Wouldn’t it be amazing if your nearsighted eyes could suddenly see things clearly that weren’t directly under your nose? We know what you’re thinking: That’s what glasses and contacts are for (duh). But we’re talking about eliminating those—sort of—with ortho-k lenses, special contacts that you sleep in to reshape your eyes so that you don’t need glasses during the day.
It might not sound like it, but the process is painless and much less risky than an invasive laser surgery, but you’ll need to consider several pros and cons when debating whether ortho-k lenses are right for you. If you’re in this boat (or if you’re still scratching your head over exactly what ortho-k lenses are), you’re not alone. We’ll get into more details with the help of ophthalmologist Douglas Lazzaro, M.D. of NYU Langone Health.
What exactly are ortho-k lenses?
We know that nearsightedness is caused by rounded corneas. But sleeping in ortho-k lenses—rigid, gas-permeable contacts—gradually reshapes the corneas overnight so that you don’t need to use lenses or glasses to see during the day. The entire process is known as orthokeratology. According to Dr. Lazzaro: “It’s kind of like using retainers to straighten your teeth. A series of lenses will be required over time to get the desired effect, and it could take five or even 30 different lenses to maintain that flatness.”
Do they really work?
Ortho-k lenses do not permanently change the eye shape. “When you stop using them,”Dr. Lazzaro warns, “the nearsightedness that was being helped comes back quickly.”
The treatment also depends on your eye shape and how much correction you need. Plus, just like your middle school retainer, you’ll likely need to head in for adjustments to better fit your corneas as they flatten. So if you’re looking for a one-time fix, these might not be the best option, as ortho-k requires some real maintenance and patients who are up for wearing them every night.
Still, about 67 percent of patients polled in an FDA study said their vision improved while using ortho-k contacts. On the flip side, about a third of the patients in that same study stopped treatment because they found them to be ineffective.
What are the risks of ortho-k lenses?
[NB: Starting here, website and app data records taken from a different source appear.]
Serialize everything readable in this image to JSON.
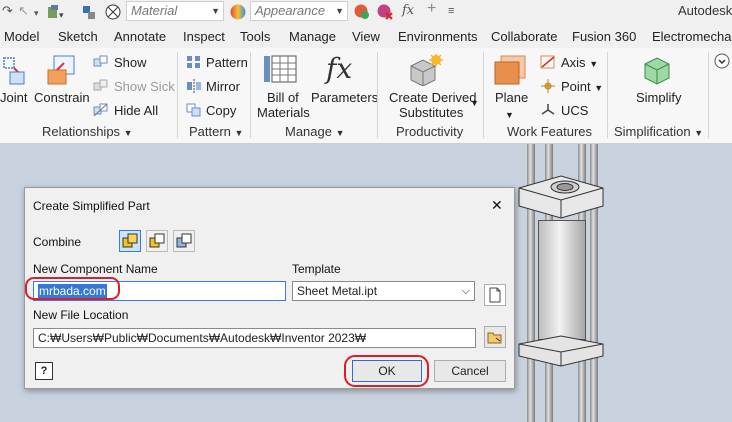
{
  "app": {
    "name": "Autodesk"
  },
  "quick_access": {
    "material_value": "Material",
    "appearance_value": "Appearance"
  },
  "tabs": [
    "Model",
    "Sketch",
    "Annotate",
    "Inspect",
    "Tools",
    "Manage",
    "View",
    "Environments",
    "Collaborate",
    "Fusion 360",
    "Electromechan"
  ],
  "ribbon": {
    "relationships": {
      "joint": "Joint",
      "constrain": "Constrain",
      "show": "Show",
      "show_sick": "Show Sick",
      "hide_all": "Hide All",
      "group": "Relationships"
    },
    "pattern": {
      "pattern": "Pattern",
      "mirror": "Mirror",
      "copy": "Copy",
      "group": "Pattern"
    },
    "manage": {
      "bom_line1": "Bill of",
      "bom_line2": "Materials",
      "parameters": "Parameters",
      "group": "Manage"
    },
    "productivity": {
      "line1": "Create Derived",
      "line2": "Substitutes",
      "group": "Productivity"
    },
    "work_features": {
      "plane": "Plane",
      "axis": "Axis",
      "point": "Point",
      "ucs": "UCS",
      "group": "Work Features"
    },
    "simplification": {
      "simplify": "Simplify",
      "group": "Simplification"
    }
  },
  "dialog": {
    "title": "Create Simplified Part",
    "combine_label": "Combine",
    "component_name_label": "New Component Name",
    "component_name_value": "mrbada.com",
    "template_label": "Template",
    "template_value": "Sheet Metal.ipt",
    "file_location_label": "New File Location",
    "file_location_value": "C:₩Users₩Public₩Documents₩Autodesk₩Inventor 2023₩",
    "ok": "OK",
    "cancel": "Cancel",
    "help": "?",
    "close": "✕"
  }
}
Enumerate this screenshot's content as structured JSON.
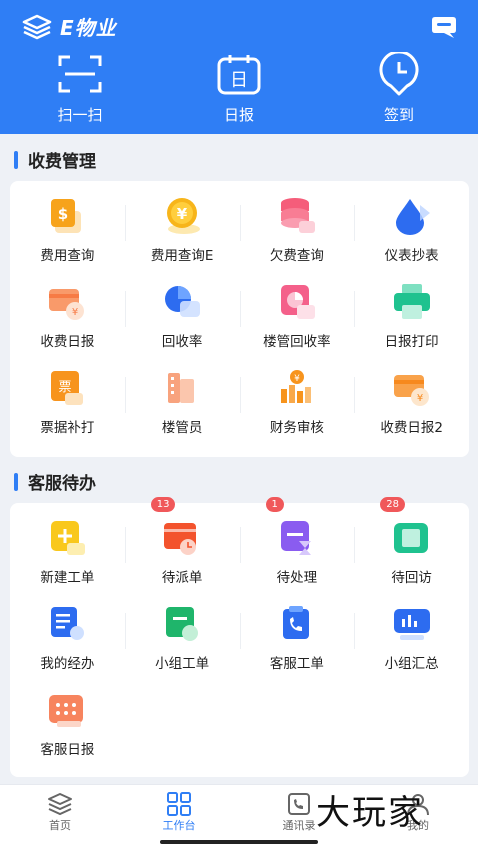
{
  "app": {
    "title": "E物业"
  },
  "quick_actions": [
    {
      "label": "扫一扫",
      "icon": "scan-icon"
    },
    {
      "label": "日报",
      "icon": "calendar-icon"
    },
    {
      "label": "签到",
      "icon": "clock-pin-icon"
    }
  ],
  "sections": {
    "fee": {
      "title": "收费管理",
      "items": [
        {
          "label": "费用查询",
          "icon": "dollar-doc-icon"
        },
        {
          "label": "费用查询E",
          "icon": "yen-coin-icon"
        },
        {
          "label": "欠费查询",
          "icon": "database-stack-icon"
        },
        {
          "label": "仪表抄表",
          "icon": "water-drop-icon"
        },
        {
          "label": "收费日报",
          "icon": "card-yen-icon"
        },
        {
          "label": "回收率",
          "icon": "pie-chart-icon"
        },
        {
          "label": "楼管回收率",
          "icon": "pie-card-icon"
        },
        {
          "label": "日报打印",
          "icon": "printer-icon"
        },
        {
          "label": "票据补打",
          "icon": "ticket-icon"
        },
        {
          "label": "楼管员",
          "icon": "building-icon"
        },
        {
          "label": "财务审核",
          "icon": "bar-audit-icon"
        },
        {
          "label": "收费日报2",
          "icon": "card-yen-icon"
        }
      ]
    },
    "service": {
      "title": "客服待办",
      "items": [
        {
          "label": "新建工单",
          "icon": "plus-doc-icon",
          "badge": ""
        },
        {
          "label": "待派单",
          "icon": "dispatch-icon",
          "badge": "13"
        },
        {
          "label": "待处理",
          "icon": "hourglass-icon",
          "badge": "1"
        },
        {
          "label": "待回访",
          "icon": "revisit-icon",
          "badge": "28"
        },
        {
          "label": "我的经办",
          "icon": "my-doc-icon",
          "badge": ""
        },
        {
          "label": "小组工单",
          "icon": "group-doc-icon",
          "badge": ""
        },
        {
          "label": "客服工单",
          "icon": "phone-doc-icon",
          "badge": ""
        },
        {
          "label": "小组汇总",
          "icon": "summary-chart-icon",
          "badge": ""
        },
        {
          "label": "客服日报",
          "icon": "calendar-grid-icon",
          "badge": ""
        }
      ]
    }
  },
  "tabs": [
    {
      "label": "首页",
      "icon": "home-stack-icon",
      "active": false
    },
    {
      "label": "工作台",
      "icon": "grid-icon",
      "active": true
    },
    {
      "label": "通讯录",
      "icon": "contacts-icon",
      "active": false
    },
    {
      "label": "我的",
      "icon": "user-icon",
      "active": false
    }
  ],
  "watermark": "大玩家",
  "colors": {
    "primary": "#2f7ef5",
    "badge": "#f0585a"
  }
}
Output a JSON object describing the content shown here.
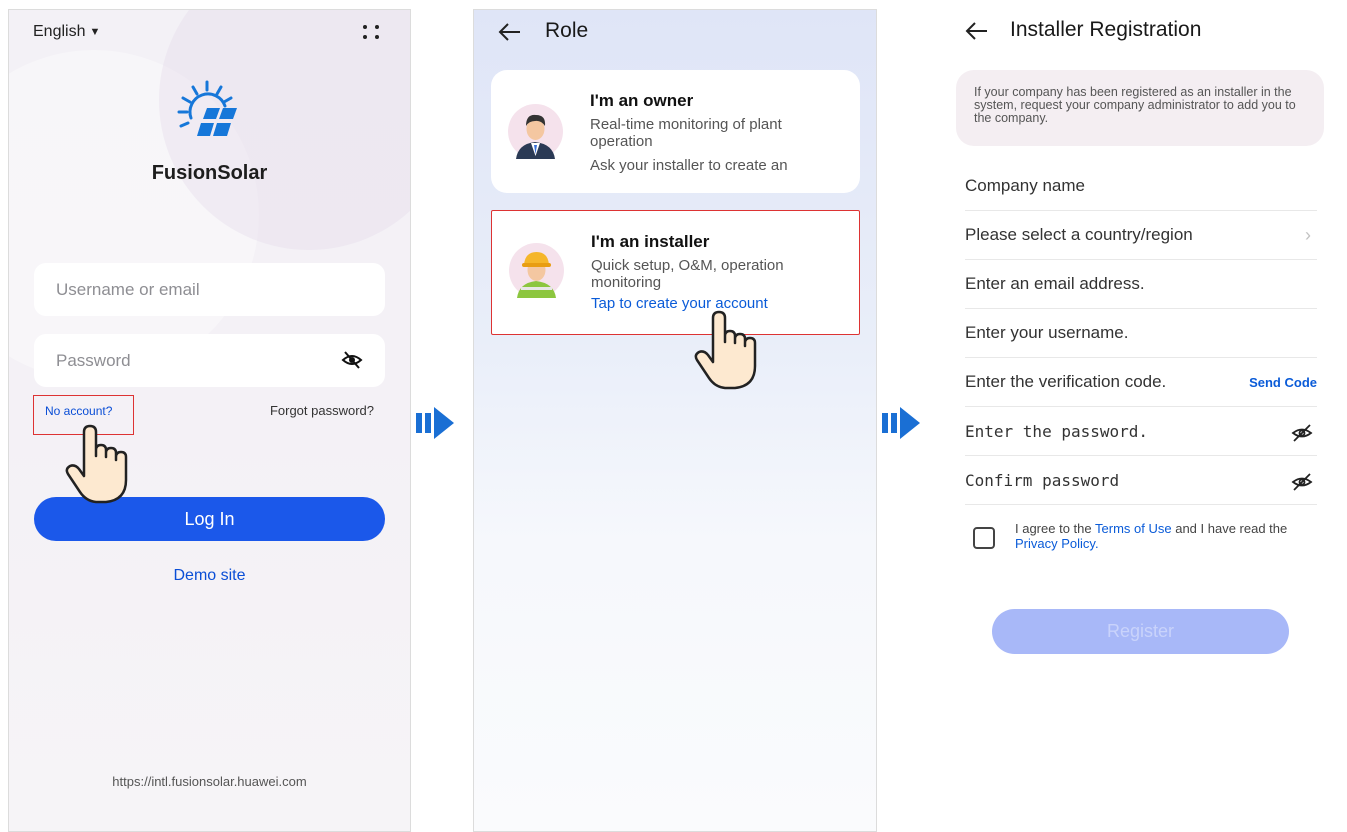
{
  "login": {
    "language": "English",
    "brand": "FusionSolar",
    "username_placeholder": "Username or email",
    "password_placeholder": "Password",
    "no_account": "No account?",
    "forgot_password": "Forgot password?",
    "login_button": "Log In",
    "demo_site": "Demo site",
    "url": "https://intl.fusionsolar.huawei.com"
  },
  "role": {
    "title": "Role",
    "owner": {
      "title": "I'm an owner",
      "description": "Real-time monitoring of plant operation",
      "subtext": "Ask your installer to create an"
    },
    "installer": {
      "title": "I'm an installer",
      "description": "Quick setup, O&M, operation monitoring",
      "link": "Tap to create your account"
    }
  },
  "registration": {
    "title": "Installer Registration",
    "notice": "If your company has been registered as an installer in the system, request your company administrator to add you to the company.",
    "fields": {
      "company_name": "Company name",
      "country": "Please select a country/region",
      "email": "Enter an email address.",
      "username": "Enter your username.",
      "verification": "Enter the verification code.",
      "password": "Enter the password.",
      "confirm_password": "Confirm password"
    },
    "send_code": "Send Code",
    "agree_prefix": "I agree to the",
    "terms_of_use": "Terms of Use",
    "agree_middle": "and I have read the",
    "privacy_policy": "Privacy Policy.",
    "register_button": "Register"
  },
  "icons": {
    "language_caret": "caret-down-icon",
    "more": "more-dots-icon",
    "logo": "fusionsolar-logo",
    "password_visibility": "eye-off-icon",
    "back": "back-arrow-icon",
    "chevron": "chevron-right-icon",
    "pointer": "hand-pointer-icon",
    "flow_arrow": "flow-arrow-icon"
  },
  "colors": {
    "primary": "#1b58ea",
    "link": "#0a5bd8",
    "highlight_box": "#dd3333",
    "disabled_button": "#a8b8f8",
    "flow_arrow": "#1a6fd4"
  }
}
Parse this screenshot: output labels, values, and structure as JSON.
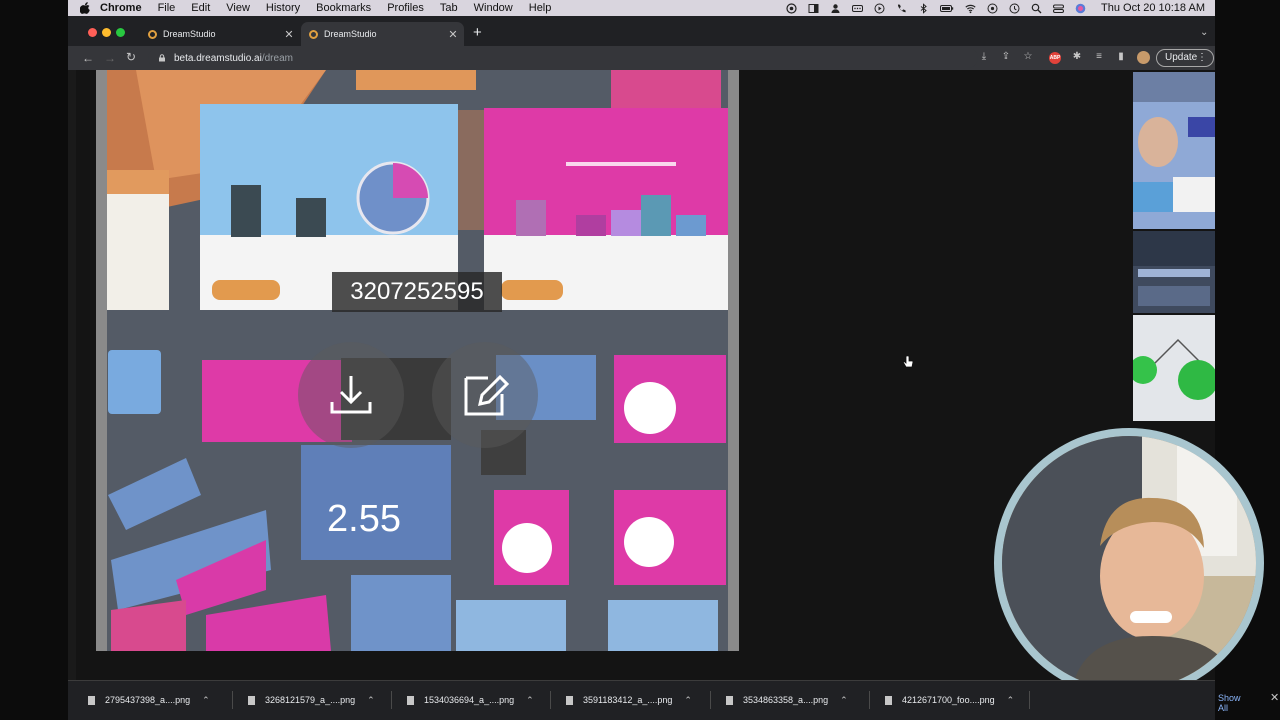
{
  "menubar": {
    "app_name": "Chrome",
    "menus": [
      "File",
      "Edit",
      "View",
      "History",
      "Bookmarks",
      "Profiles",
      "Tab",
      "Window",
      "Help"
    ],
    "clock": "Thu Oct 20  10:18 AM"
  },
  "browser": {
    "tabs": [
      {
        "title": "DreamStudio",
        "active": false
      },
      {
        "title": "DreamStudio",
        "active": true
      }
    ],
    "url_host": "beta.dreamstudio.ai",
    "url_path": "/dream",
    "update_label": "Update"
  },
  "image": {
    "seed": "3207252595",
    "big_number": "2.55"
  },
  "downloads": {
    "items": [
      "2795437398_a....png",
      "3268121579_a_....png",
      "1534036694_a_....png",
      "3591183412_a_....png",
      "3534863358_a....png",
      "4212671700_foo....png"
    ],
    "show_all": "Show All"
  },
  "colors": {
    "chrome_dark": "#202124",
    "toolbar": "#35363a",
    "magenta": "#d93aa8",
    "blue": "#6f93c9",
    "orange": "#e0975a"
  }
}
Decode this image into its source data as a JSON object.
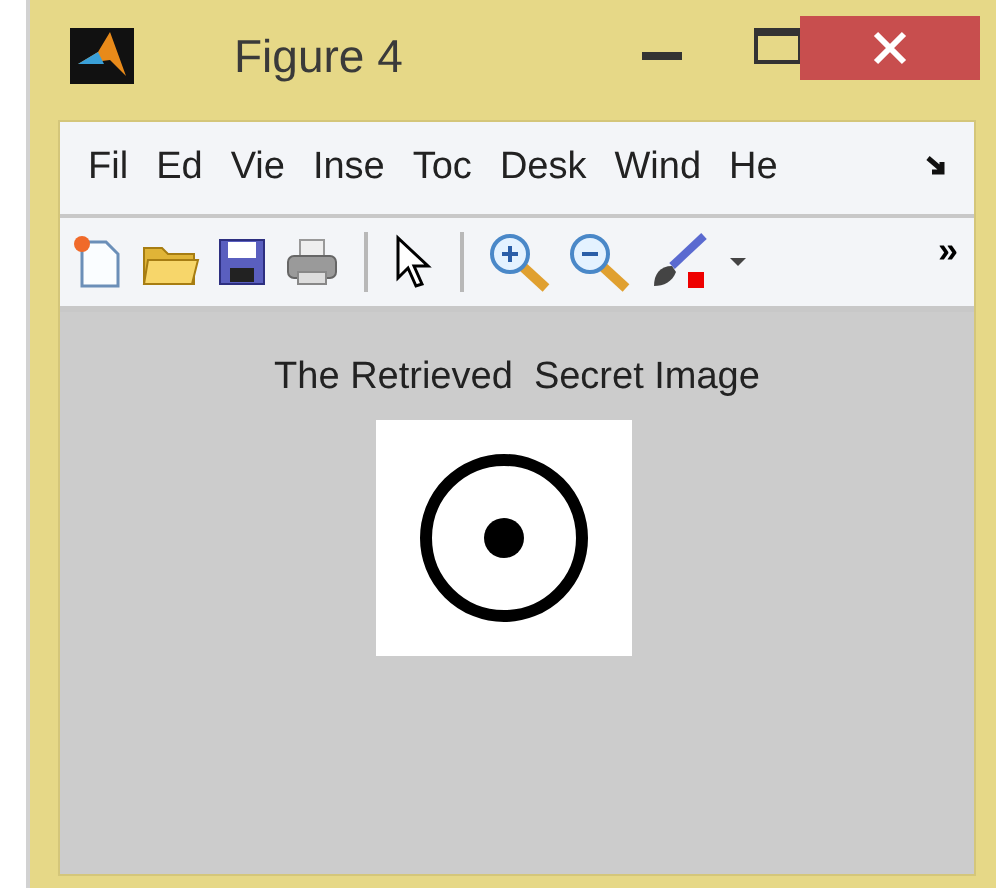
{
  "window": {
    "title": "Figure 4"
  },
  "menu": [
    {
      "label": "Fil"
    },
    {
      "label": "Ed"
    },
    {
      "label": "Vie"
    },
    {
      "label": "Inse"
    },
    {
      "label": "Toc"
    },
    {
      "label": "Desk"
    },
    {
      "label": "Wind"
    },
    {
      "label": "He"
    }
  ],
  "toolbar": [
    {
      "kind": "new"
    },
    {
      "kind": "open"
    },
    {
      "kind": "save"
    },
    {
      "kind": "print"
    },
    {
      "kind": "separator"
    },
    {
      "kind": "pointer"
    },
    {
      "kind": "separator"
    },
    {
      "kind": "zoom-in"
    },
    {
      "kind": "zoom-out"
    },
    {
      "kind": "brush"
    },
    {
      "kind": "dropdown"
    },
    {
      "kind": "overflow",
      "label": "»"
    }
  ],
  "axes": {
    "title": "The Retrieved  Secret Image"
  }
}
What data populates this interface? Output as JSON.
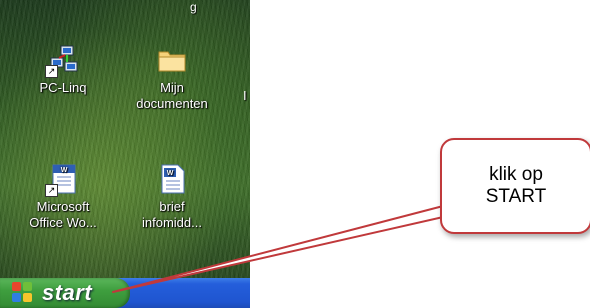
{
  "desktop": {
    "clipped_top_text": "g",
    "clipped_edge_text": "I",
    "icons": [
      {
        "label": "PC-Linq",
        "icon": "network-computers-icon"
      },
      {
        "label": "Mijn\ndocumenten",
        "icon": "folder-icon"
      },
      {
        "label": "Microsoft\nOffice Wo...",
        "icon": "word-document-icon"
      },
      {
        "label": "brief\ninfomidd...",
        "icon": "word-document-icon"
      }
    ]
  },
  "taskbar": {
    "start_label": "start",
    "start_icon": "windows-logo-icon",
    "color": "#245edb",
    "start_color": "#3f9f3f"
  },
  "callout": {
    "text": "klik op\nSTART",
    "border_color": "#c0393b"
  }
}
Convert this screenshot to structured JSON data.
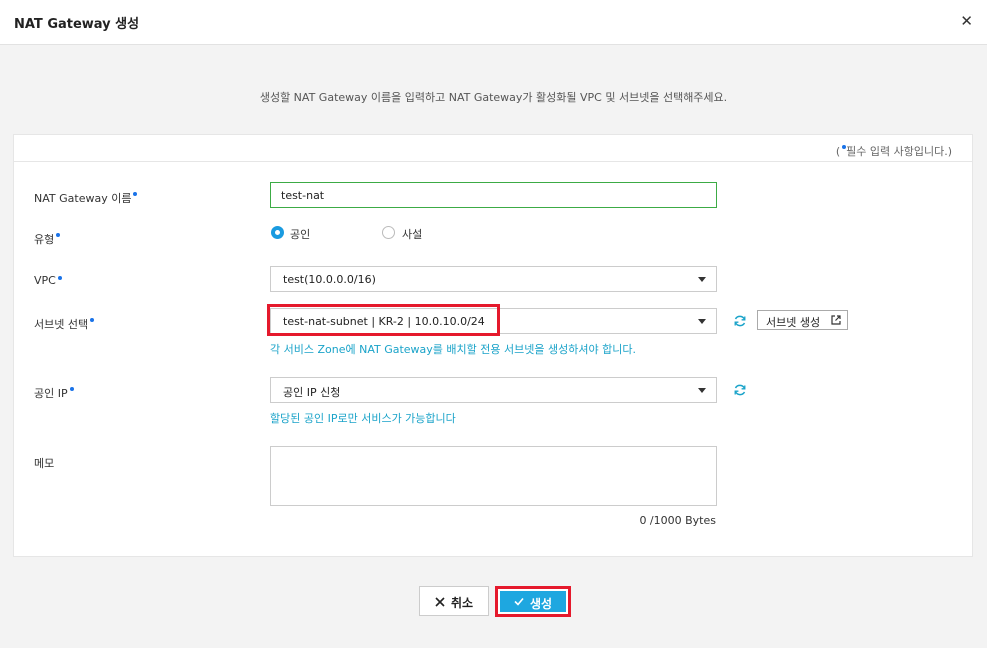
{
  "dialog": {
    "title": "NAT Gateway 생성",
    "close_icon": "✕"
  },
  "description": "생성할 NAT Gateway 이름을 입력하고 NAT Gateway가 활성화될 VPC 및 서브넷을 선택해주세요.",
  "required_note": {
    "open": "(",
    "text": "필수 입력 사항입니다.)"
  },
  "form": {
    "name": {
      "label": "NAT Gateway 이름",
      "value": "test-nat"
    },
    "type": {
      "label": "유형",
      "options": [
        "공인",
        "사설"
      ],
      "selected": "공인"
    },
    "vpc": {
      "label": "VPC",
      "value": "test(10.0.0.0/16)"
    },
    "subnet": {
      "label": "서브넷 선택",
      "value": "test-nat-subnet | KR-2 | 10.0.10.0/24",
      "hint": "각 서비스 Zone에 NAT Gateway를 배치할 전용 서브넷을 생성하셔야 합니다.",
      "create_label": "서브넷 생성"
    },
    "public_ip": {
      "label": "공인 IP",
      "value": "공인 IP 신청",
      "hint": "할당된 공인 IP로만 서비스가 가능합니다"
    },
    "memo": {
      "label": "메모",
      "value": "",
      "counter": "0 /1000 Bytes"
    }
  },
  "actions": {
    "cancel_label": "취소",
    "create_label": "생성"
  },
  "colors": {
    "accent": "#1ea7e0",
    "required_dot": "#1a73e8",
    "highlight": "#e5192c",
    "hint": "#1aa3c9"
  }
}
Unlike laser surgery—which can be a permanent vision fix—ortho-k lenses come with a shorter, less scary list of potential side effects. They’re “pretty safe,” according to Dr. Lazzaro, but nothing is foolproof or risk-free. The most common issue people run into is a pesky infection from unwashed hands or debris while handling the lenses. Plus, as Dr. Lazzaro points out, “When you put any type of lens on the eye, you deprive it of oxygen and create an environment where bacteria could grow.” Wash those hands, people.
So how do I get them?
If this sounds like you and you’d like to give them a shot, Dr. Lazzaro told us that you’ll need to be fitted by an optometrist who specializes in ortho-k to get the desired amount of corneal flattening.
But be aware: These lenses can be much more expensive than standard contacts and typically run north of $1,000 per pair—a price you’ll have to pay again and again as your corneas change shape.